Kinnell is now retired, they say, and I suppose still an activist.

How I love that word activist.
And I am sure you do too.
When you hear the word activist you know you are hearing about some sort of crook.

Preface No. 8

It is probably true that there are no interesting living poets under the age of 60 in the United States. I did not place that age limitation on my sweeping judgment because I would not want to include David Slavitt's WILLIAM HENRY HARRISON AND OTHER POEMS however I really think there are no poets in the United States at this moment.
except for...

The last good poet in the United States was Ronald Johnson and he has been dead for ten years.
Find his ARK.
Find his other little books.
His re-write of Paradise Lost, RADI OS and of all things his four cookbooks.
Read the essays by Guy Davenport on Johnson if you don't believe me.

Preface No. 9
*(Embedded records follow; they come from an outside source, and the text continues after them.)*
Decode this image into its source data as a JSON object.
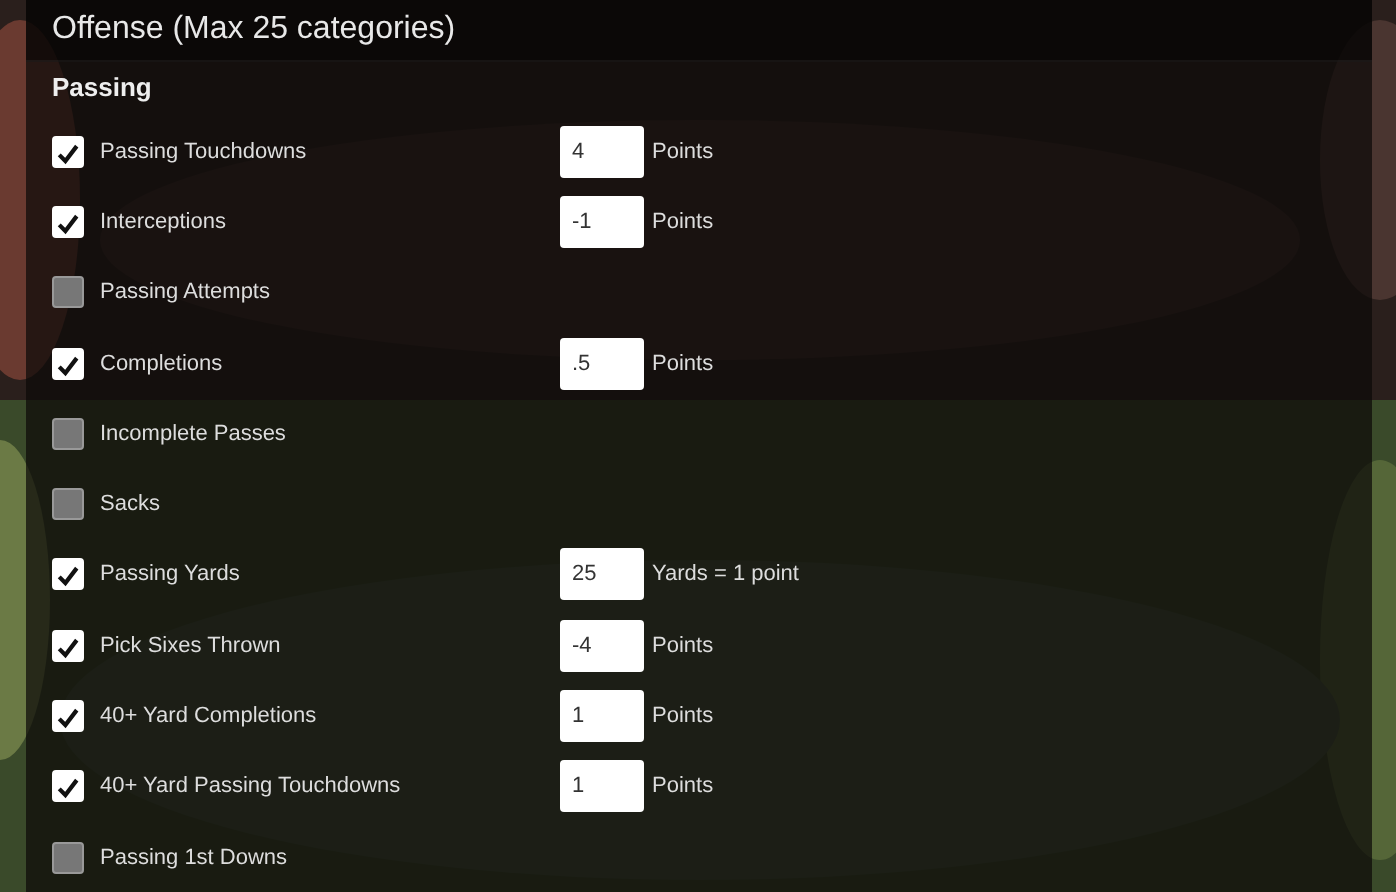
{
  "heading": "Offense (Max 25 categories)",
  "section": "Passing",
  "rows": [
    {
      "label": "Passing Touchdowns",
      "checked": true,
      "value": "4",
      "unit": "Points"
    },
    {
      "label": "Interceptions",
      "checked": true,
      "value": "-1",
      "unit": "Points"
    },
    {
      "label": "Passing Attempts",
      "checked": false
    },
    {
      "label": "Completions",
      "checked": true,
      "value": ".5",
      "unit": "Points"
    },
    {
      "label": "Incomplete Passes",
      "checked": false
    },
    {
      "label": "Sacks",
      "checked": false
    },
    {
      "label": "Passing Yards",
      "checked": true,
      "value": "25",
      "unit": "Yards = 1 point"
    },
    {
      "label": "Pick Sixes Thrown",
      "checked": true,
      "value": "-4",
      "unit": "Points"
    },
    {
      "label": "40+ Yard Completions",
      "checked": true,
      "value": "1",
      "unit": "Points"
    },
    {
      "label": "40+ Yard Passing Touchdowns",
      "checked": true,
      "value": "1",
      "unit": "Points"
    },
    {
      "label": "Passing 1st Downs",
      "checked": false
    }
  ]
}
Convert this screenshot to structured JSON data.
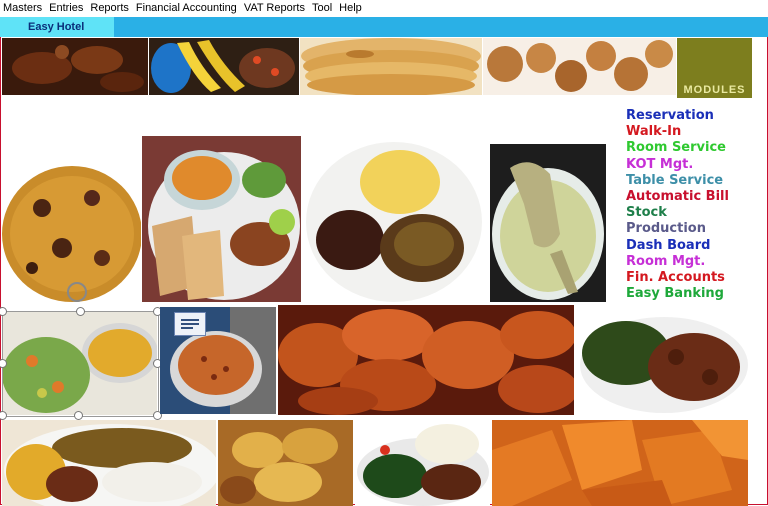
{
  "menu": [
    {
      "label": "Masters"
    },
    {
      "label": "Entries"
    },
    {
      "label": "Reports"
    },
    {
      "label": "Financial Accounting"
    },
    {
      "label": "VAT Reports"
    },
    {
      "label": "Tool"
    },
    {
      "label": "Help"
    }
  ],
  "app": {
    "title": "Easy Hotel"
  },
  "modules_panel": {
    "label": "MODULES"
  },
  "modules": [
    {
      "label": "Reservation",
      "color": "#1a2fb8"
    },
    {
      "label": "Walk-In",
      "color": "#d4181f"
    },
    {
      "label": "Room Service",
      "color": "#2fc930"
    },
    {
      "label": "KOT Mgt.",
      "color": "#c62fd6"
    },
    {
      "label": "Table Service",
      "color": "#3d8fa8"
    },
    {
      "label": "Automatic Bill",
      "color": "#c8102e"
    },
    {
      "label": "Stock",
      "color": "#1e7f4a"
    },
    {
      "label": "Production",
      "color": "#5a5a8a"
    },
    {
      "label": "Dash Board",
      "color": "#1a2fb8"
    },
    {
      "label": "Room Mgt.",
      "color": "#c62fd6"
    },
    {
      "label": "Fin. Accounts",
      "color": "#d4181f"
    },
    {
      "label": "Easy Banking",
      "color": "#1ea83a"
    }
  ],
  "colors": {
    "menu_bg": "#ffffff",
    "title_bar": "#2ab0e6",
    "title_tab": "#5fe3f7",
    "title_text": "#0a2f7a",
    "modules_box": "#7d7e1e",
    "frame_border": "#c8102e"
  }
}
But you say: how extreme! You are full of it. What are you talking about?...Okay, I will introduce into evidence one poem by David Huddle.
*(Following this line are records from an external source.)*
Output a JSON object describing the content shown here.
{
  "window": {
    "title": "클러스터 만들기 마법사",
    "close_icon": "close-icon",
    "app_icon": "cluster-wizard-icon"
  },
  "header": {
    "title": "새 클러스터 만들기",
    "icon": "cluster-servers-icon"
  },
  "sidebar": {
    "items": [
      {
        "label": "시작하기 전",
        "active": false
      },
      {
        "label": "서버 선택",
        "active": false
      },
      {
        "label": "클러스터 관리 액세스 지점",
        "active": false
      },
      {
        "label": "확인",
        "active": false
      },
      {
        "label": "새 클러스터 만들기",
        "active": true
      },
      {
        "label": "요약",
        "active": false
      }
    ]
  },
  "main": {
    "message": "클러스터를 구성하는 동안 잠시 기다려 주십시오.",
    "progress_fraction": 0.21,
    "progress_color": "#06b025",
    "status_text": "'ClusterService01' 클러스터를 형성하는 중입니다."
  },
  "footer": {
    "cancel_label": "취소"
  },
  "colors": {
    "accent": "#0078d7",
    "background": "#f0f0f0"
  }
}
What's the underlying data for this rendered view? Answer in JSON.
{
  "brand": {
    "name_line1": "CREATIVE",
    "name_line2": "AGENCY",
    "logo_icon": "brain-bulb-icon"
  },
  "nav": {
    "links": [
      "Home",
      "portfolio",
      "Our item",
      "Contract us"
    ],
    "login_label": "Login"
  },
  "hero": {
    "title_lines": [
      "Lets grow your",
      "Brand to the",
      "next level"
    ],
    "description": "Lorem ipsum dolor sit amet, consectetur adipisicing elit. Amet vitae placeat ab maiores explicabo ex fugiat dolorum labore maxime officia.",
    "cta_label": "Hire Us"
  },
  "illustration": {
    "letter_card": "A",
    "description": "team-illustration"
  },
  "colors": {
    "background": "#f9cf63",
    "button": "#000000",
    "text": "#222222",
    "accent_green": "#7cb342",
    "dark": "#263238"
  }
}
Just before deciding to do this I had been distracted by reading in "the thoughts" of Gregory Orr in a issue of The American Poetry Review that was given away at the AWP. But to find a poem by Orr is too much of a bother. He is as pathetic now as he was back in the days when he was at Columbia University writing imitations of Mark Strand poems who in turn was imitating God knows who...and of course we all knew that Orr had killed his brother by mistake--- the sensitivity ran like wine and vomit down West End Avenue which by coincidence is where David Huddle lived back then also... but the David Huddle Story is for another time. His poem awaits you and is my evidence for my assertion: there is no poetry in the United States of America in the year 2008:

from the collection GLORY RIVER Poems to be published by Louisiana State University Press in April
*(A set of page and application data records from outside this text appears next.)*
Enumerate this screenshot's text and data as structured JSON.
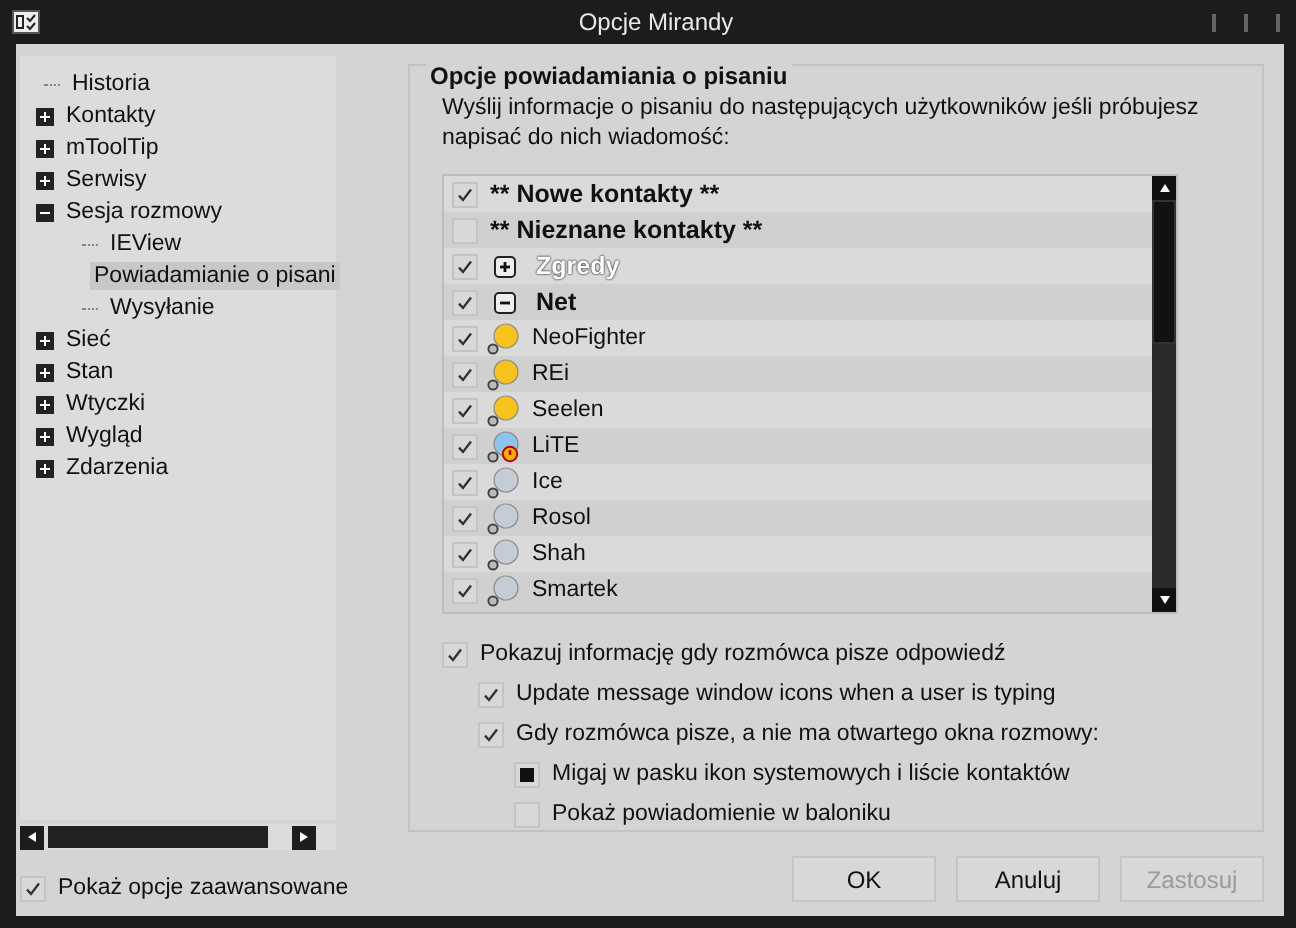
{
  "window": {
    "title": "Opcje Mirandy"
  },
  "tree": [
    {
      "label": "Historia",
      "selected": false
    },
    {
      "label": "Kontakty",
      "expanded": false,
      "selected": false
    },
    {
      "label": "mToolTip",
      "expanded": false,
      "selected": false
    },
    {
      "label": "Serwisy",
      "expanded": false,
      "selected": false
    },
    {
      "label": "Sesja rozmowy",
      "expanded": true,
      "selected": false,
      "children": [
        {
          "label": "IEView",
          "selected": false
        },
        {
          "label": "Powiadamianie o pisani",
          "selected": true
        },
        {
          "label": "Wysyłanie",
          "selected": false
        }
      ]
    },
    {
      "label": "Sieć",
      "expanded": false,
      "selected": false
    },
    {
      "label": "Stan",
      "expanded": false,
      "selected": false
    },
    {
      "label": "Wtyczki",
      "expanded": false,
      "selected": false
    },
    {
      "label": "Wygląd",
      "expanded": false,
      "selected": false
    },
    {
      "label": "Zdarzenia",
      "expanded": false,
      "selected": false
    }
  ],
  "advanced": {
    "label": "Pokaż opcje zaawansowane",
    "checked": true
  },
  "group": {
    "title": "Opcje powiadamiania o pisaniu",
    "description": "Wyślij informacje o pisaniu do następujących użytkowników jeśli próbujesz napisać do nich wiadomość:"
  },
  "contacts": [
    {
      "kind": "special",
      "label": "** Nowe kontakty **",
      "checked": true
    },
    {
      "kind": "special",
      "label": "** Nieznane kontakty **",
      "checked": false
    },
    {
      "kind": "group",
      "label": "Zgredy",
      "checked": true,
      "expanded": false,
      "muted": true
    },
    {
      "kind": "group",
      "label": "Net",
      "checked": true,
      "expanded": true,
      "muted": false
    },
    {
      "kind": "contact",
      "label": "NeoFighter",
      "checked": true,
      "color": "#f7c21c",
      "alert": false
    },
    {
      "kind": "contact",
      "label": "REi",
      "checked": true,
      "color": "#f7c21c",
      "alert": false
    },
    {
      "kind": "contact",
      "label": "Seelen",
      "checked": true,
      "color": "#f7c21c",
      "alert": false
    },
    {
      "kind": "contact",
      "label": "LiTE",
      "checked": true,
      "color": "#8cc4f0",
      "alert": true
    },
    {
      "kind": "contact",
      "label": "Ice",
      "checked": true,
      "color": "#c4ccd6",
      "alert": false
    },
    {
      "kind": "contact",
      "label": "Rosol",
      "checked": true,
      "color": "#c4ccd6",
      "alert": false
    },
    {
      "kind": "contact",
      "label": "Shah",
      "checked": true,
      "color": "#c4ccd6",
      "alert": false
    },
    {
      "kind": "contact",
      "label": "Smartek",
      "checked": true,
      "color": "#c4ccd6",
      "alert": false
    }
  ],
  "options": [
    {
      "kind": "checkbox",
      "label": "Pokazuj informację gdy rozmówca pisze odpowiedź",
      "checked": true,
      "children": [
        {
          "kind": "checkbox",
          "label": "Update message window icons when a user is typing",
          "checked": true
        },
        {
          "kind": "checkbox",
          "label": "Gdy rozmówca pisze, a nie ma otwartego okna rozmowy:",
          "checked": true,
          "children": [
            {
              "kind": "radio",
              "label": "Migaj w pasku ikon systemowych i liście kontaktów",
              "selected": true
            },
            {
              "kind": "radio",
              "label": "Pokaż powiadomienie w baloniku",
              "selected": false
            }
          ]
        }
      ]
    }
  ],
  "buttons": [
    {
      "label": "OK",
      "disabled": false
    },
    {
      "label": "Anuluj",
      "disabled": false
    },
    {
      "label": "Zastosuj",
      "disabled": true
    }
  ]
}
That moment in Hair
where the whole cast
gets naked on stage?

Lindsey and I and Jean
and Ellsworth Bahrman
bought tickets, ate grass-

laced brownies and rode
the Broadway Local downtown
to see the show, but we were way

back in the balcony,
I got sleepy, and Lindsey
had to give me an elbow

when it happened. Fact
is, I liked Hair best
the year before, at a party

in Roanoke, Virginia,
when somebody put on the record
(vinyl, of course), and a bunch

of Hollins girls started
to sing along---"I like black boys..."
and do a little footwork

that way you can step into it
when you're twenty years old,
about half-buzzed at a party

and somebody puts on a song
you like. But back to that night
when the lights came up,

and behold, there were the actors
wearing nothing but their bodies---
It was in the fall of 1970, audiences

were getting thinner every week,
and the way I see it now
is that I, David R. Huddle,

your basic twenty-eight-year-old,
moderately stoned, white,
liberal grad student, sat

right at the focal point at the exact
moment when the nation
made its final turn away from love

and generosity and toward greed,
hatred of the poor, bullying
the rest of the world, and pillaging

what's left of paradise. Please
forgive me, all of you lost
Americans. If Instead of nodding off

into a stupor--- I'd just stayed
a little more alert and received
every megabyte, of that vision, I might

have become the single human
being empowered to save
the planet from George W. Bush.

Preface No. 10

I am sure you can hear the knowing smiling applause, even the laughter when David Huddle the poet finishes reading this poem at the University of Vermont, at Bread Loaf and other stops on the usual poetic tour...

This poem is a summation of the state of poetry and indeed of the whole academic world that lives within a similar callow smugness typified by this isolated tenured academic--- You should know there is even a DAVID HUDDLE READER--- who has lived too long among like minded people up there in Vermont and now no longer knows he is living within a poorly understood bad faith, no longer self-aware of anything beyond the immediate smiling applause indicating that they are all they are all oppressed beaten down victims...

Preface No. 11

Is there any evidence out there that I am wrong?